The legend of the Amber Room persists because there are just enough conflicting reports and tantalizingly obscured trails to set imaginations alight. Over the past decade alone, headlines have trumpeted the news that treasure hunters have found the priceless room or pieces of it. The mysterious Mr. X in Bremen, who attempted to sell one of the mosaics, turned out to be Hans Achterman, the son of a Wehrmacht truck driver who claimed to have helped pack the room during one of its many escapes. (The mosaic hung above the man’s couch in his apartment for years before being relegated to the basement. The son told reporters he did not like the look of it.)

There are compelling reasons to believe the room might have escaped the conflagration at Königsberg. The Nazis were known to hide valuable items across the globe in an attempt to confuse pursuers, such as the Minden, scuttled near Iceland with $110 million worth of gold from the Dresden Bank in its belly. In 2020, the Karlsruhe was found sunk off the coast of Poland containing military vehicles and crates that could possibly hold remnants of the amber panels.

It’s entirely possible the room is still out there but its story may also turn out to be comparable, in the end, to the search for Anastasia, Grand Duchess of Russia and youngest daughter of Tsar Nicholas II. Long rumored to have survived her family’s bloody assassination in 1918, the search for her lasted nearly a century and featured a steady string of impersonators, false claims, and wild theories. The truth was that Anastasia died in Yekaterinburg together with her family, but as long as there was some doubt, legend persisted that she had escaped.
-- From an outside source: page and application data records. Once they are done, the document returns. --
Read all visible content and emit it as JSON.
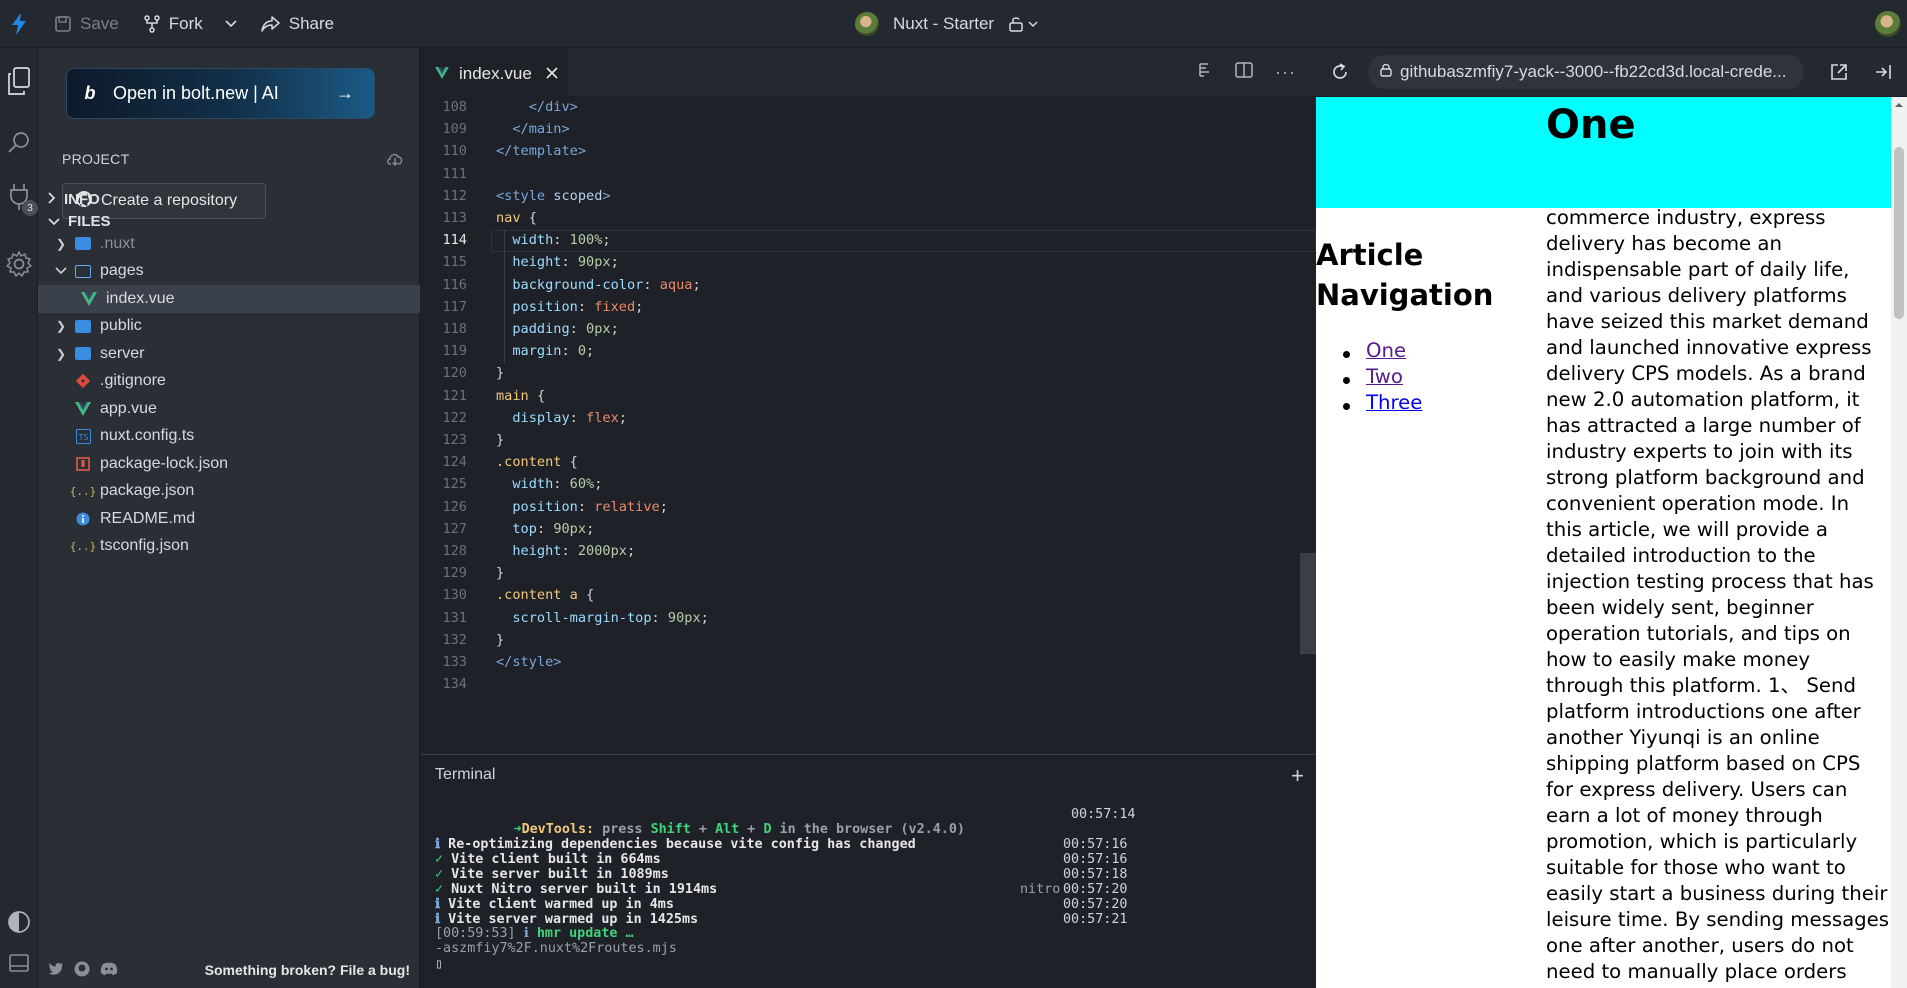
{
  "topbar": {
    "save": "Save",
    "fork": "Fork",
    "share": "Share",
    "title": "Nuxt - Starter"
  },
  "sidebar": {
    "open_bolt": "Open in bolt.new | AI",
    "project_label": "PROJECT",
    "create_repo": "Create a repository",
    "info_label": "INFO",
    "files_label": "FILES",
    "extensions_badge": "3",
    "files": [
      {
        "name": ".nuxt",
        "type": "folder"
      },
      {
        "name": "pages",
        "type": "folder-open"
      },
      {
        "name": "index.vue",
        "type": "vue"
      },
      {
        "name": "public",
        "type": "folder"
      },
      {
        "name": "server",
        "type": "folder"
      },
      {
        "name": ".gitignore",
        "type": "git"
      },
      {
        "name": "app.vue",
        "type": "vue"
      },
      {
        "name": "nuxt.config.ts",
        "type": "ts"
      },
      {
        "name": "package-lock.json",
        "type": "lock"
      },
      {
        "name": "package.json",
        "type": "json"
      },
      {
        "name": "README.md",
        "type": "info"
      },
      {
        "name": "tsconfig.json",
        "type": "json"
      }
    ],
    "footer_bug": "Something broken? File a bug!"
  },
  "editor": {
    "tab": "index.vue",
    "current_line": "114",
    "lines": [
      {
        "n": "108",
        "html": "    <span class='tk-tag'>&lt;/div&gt;</span>"
      },
      {
        "n": "109",
        "html": "  <span class='tk-tag'>&lt;/main&gt;</span>"
      },
      {
        "n": "110",
        "html": "<span class='tk-tag'>&lt;/template&gt;</span>"
      },
      {
        "n": "111",
        "html": ""
      },
      {
        "n": "112",
        "html": "<span class='tk-tag'>&lt;style</span> <span class='tk-attr'>scoped</span><span class='tk-tag'>&gt;</span>"
      },
      {
        "n": "113",
        "html": "<span class='tk-sel'>nav</span> <span class='tk-p'>{</span>"
      },
      {
        "n": "114",
        "html": "  <span class='tk-prop'>width</span><span class='tk-p'>: </span><span class='tk-num'>100%</span><span class='tk-p'>;</span>"
      },
      {
        "n": "115",
        "html": "  <span class='tk-prop'>height</span><span class='tk-p'>: </span><span class='tk-num'>90px</span><span class='tk-p'>;</span>"
      },
      {
        "n": "116",
        "html": "  <span class='tk-prop'>background-color</span><span class='tk-p'>: </span><span class='tk-kw'>aqua</span><span class='tk-p'>;</span>"
      },
      {
        "n": "117",
        "html": "  <span class='tk-prop'>position</span><span class='tk-p'>: </span><span class='tk-kw'>fixed</span><span class='tk-p'>;</span>"
      },
      {
        "n": "118",
        "html": "  <span class='tk-prop'>padding</span><span class='tk-p'>: </span><span class='tk-num'>0px</span><span class='tk-p'>;</span>"
      },
      {
        "n": "119",
        "html": "  <span class='tk-prop'>margin</span><span class='tk-p'>: </span><span class='tk-num'>0</span><span class='tk-p'>;</span>"
      },
      {
        "n": "120",
        "html": "<span class='tk-p'>}</span>"
      },
      {
        "n": "121",
        "html": "<span class='tk-sel'>main</span> <span class='tk-p'>{</span>"
      },
      {
        "n": "122",
        "html": "  <span class='tk-prop'>display</span><span class='tk-p'>: </span><span class='tk-kw'>flex</span><span class='tk-p'>;</span>"
      },
      {
        "n": "123",
        "html": "<span class='tk-p'>}</span>"
      },
      {
        "n": "124",
        "html": "<span class='tk-sel'>.content</span> <span class='tk-p'>{</span>"
      },
      {
        "n": "125",
        "html": "  <span class='tk-prop'>width</span><span class='tk-p'>: </span><span class='tk-num'>60%</span><span class='tk-p'>;</span>"
      },
      {
        "n": "126",
        "html": "  <span class='tk-prop'>position</span><span class='tk-p'>: </span><span class='tk-kw'>relative</span><span class='tk-p'>;</span>"
      },
      {
        "n": "127",
        "html": "  <span class='tk-prop'>top</span><span class='tk-p'>: </span><span class='tk-num'>90px</span><span class='tk-p'>;</span>"
      },
      {
        "n": "128",
        "html": "  <span class='tk-prop'>height</span><span class='tk-p'>: </span><span class='tk-num'>2000px</span><span class='tk-p'>;</span>"
      },
      {
        "n": "129",
        "html": "<span class='tk-p'>}</span>"
      },
      {
        "n": "130",
        "html": "<span class='tk-sel'>.content a</span> <span class='tk-p'>{</span>"
      },
      {
        "n": "131",
        "html": "  <span class='tk-prop'>scroll-margin-top</span><span class='tk-p'>: </span><span class='tk-num'>90px</span><span class='tk-p'>;</span>"
      },
      {
        "n": "132",
        "html": "<span class='tk-p'>}</span>"
      },
      {
        "n": "133",
        "html": "<span class='tk-tag'>&lt;/style&gt;</span>"
      },
      {
        "n": "134",
        "html": ""
      }
    ]
  },
  "terminal": {
    "title": "Terminal",
    "devtools": {
      "arrow": "➜",
      "label": "DevTools:",
      "rest": " press ",
      "k1": "Shift",
      "plus1": " + ",
      "k2": "Alt",
      "plus2": " + ",
      "k3": "D",
      "tail": " in the browser (v2.4.0)",
      "time": "00:57:14"
    },
    "lines": [
      {
        "icon": "ℹ",
        "text": "Re-optimizing dependencies because vite config has changed",
        "tag": "",
        "time": "00:57:16",
        "ok": false
      },
      {
        "icon": "✓",
        "text": "Vite client built in 664ms",
        "tag": "",
        "time": "00:57:16",
        "ok": true
      },
      {
        "icon": "✓",
        "text": "Vite server built in 1089ms",
        "tag": "",
        "time": "00:57:18",
        "ok": true
      },
      {
        "icon": "✓",
        "text": "Nuxt Nitro server built in 1914ms",
        "tag": "nitro",
        "time": "00:57:20",
        "ok": true
      },
      {
        "icon": "ℹ",
        "text": "Vite client warmed up in 4ms",
        "tag": "",
        "time": "00:57:20",
        "ok": false
      },
      {
        "icon": "ℹ",
        "text": "Vite server warmed up in 1425ms",
        "tag": "",
        "time": "00:57:21",
        "ok": false
      }
    ],
    "hmr_time": "[00:59:53]",
    "hmr_icon": "ℹ",
    "hmr_text": "hmr update …",
    "path_line": "-aszmfiy7%2F.nuxt%2Froutes.mjs",
    "cursor": "▯"
  },
  "preview": {
    "url": "githubaszmfiy7-yack--3000--fb22cd3d.local-crede...",
    "heading": "One",
    "paragraph": "With the development of the e-commerce industry, express delivery has become an indispensable part of daily life, and various delivery platforms have seized this market demand and launched innovative express delivery CPS models. As a brand new 2.0 automation platform, it has attracted a large number of industry experts to join with its strong platform background and convenient operation mode. In this article, we will provide a detailed introduction to the injection testing process that has been widely sent, beginner operation tutorials, and tips on how to easily make money through this platform. 1、 Send platform introductions one after another Yiyunqi is an online shipping platform based on CPS for express delivery. Users can earn a lot of money through promotion, which is particularly suitable for those who want to easily start a business during their leisure time. By sending messages one after another, users do not need to manually place orders themselves, they only need to become agents",
    "nav_title": "Article Navigation",
    "nav_links": [
      "One",
      "Two",
      "Three"
    ]
  },
  "colors": {
    "accent": "#1e88e5",
    "nav_bg": "#00ffff"
  }
}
A craftsman demonstrates some of the techniques used to reconstruct the Amber Room at Catherine Palace; it opened to the public in 2003 but the original masterpiece remains lost.
A craftsman demonstrates some of the techniques used to reconstruct the Amber Room at Catherine Palace; it opened to the public in 2003 but the original masterpiece remains lost. Irina Motina/Xinhua via Getty Images

Where there is no body and no answers, all answers are possible and our collective imagination runs wild. It’s why cold cases are more exciting than closed ones, and why lost treasures have the power to fascinate while those found might garner barely a glance in a crowded museum exhibition.

A reproduction of the Amber Room exists today. Artisans have built a version of it in the Catherine Palace using the same techniques as the amber craftsmen of the 1700s. (It is a wonder of its own, made possible through a financial alliance between Germany and Russia.)

But the real Amber Room, the one whose panels soaked in the perfumes of Catherine the Great and echoed the voices of the greatest minds and leaders of Europe, that room remains lost. Perhaps it is gone forever, lying at the bottom of an ocean, slowly succumbing to seawater and decay. And maybe it’s just as well it has a little peace now. The room has seen wars and bloodshed aplenty.